Economic optimism continues to decline among Canadian business leaders, according to a new survey conducted for Chartered Professional Accountants of Canada (CPA Canada).
The latest CPA Canada Business Monitor surveyed professional accountants in leadership positions across Canada, and found that a significant number of respondents (29%) were pessimistic about the prospects for the national economy in the coming year.
Optimism among those surveyed sat at 26%, down from 28% the previous quarter. The largest portion of respondents (45%) took a neutral position.
Business leaders’ list of worries included uncertainty surrounding the outlook of the Canadian economy (19%), protectionist trade sentiments in the U.S. (13%), the state of the U.S. economy (10%) and a lack of skilled workers (10%).
However, respondents continued to be more confident about the outlook of their own organizations.
Half of those surveyed said they were optimistic about their own business in the coming year, predicting increases in revenues (64%), profits (60%) and employee numbers (39%).
Only 21% of business leaders reported being pessimistic about their own businesses, while 28% were neutral.

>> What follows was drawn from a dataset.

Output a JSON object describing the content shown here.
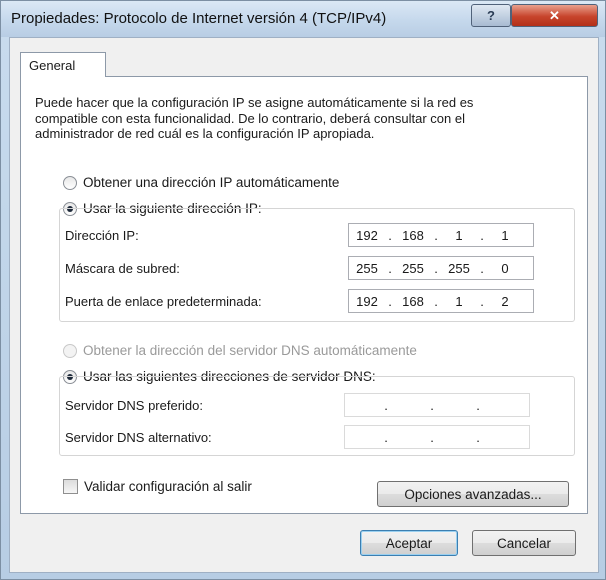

The CPA Canada Business Monitor is issued quarterly, based on a survey commissioned by CPA Canada and conducted by Nielsen. The Q4 2019 study was conducted from Dec. 6 to 20. Emailed surveys were completed by 365 respondents identified by CPA Canada as holding senior positions in industry.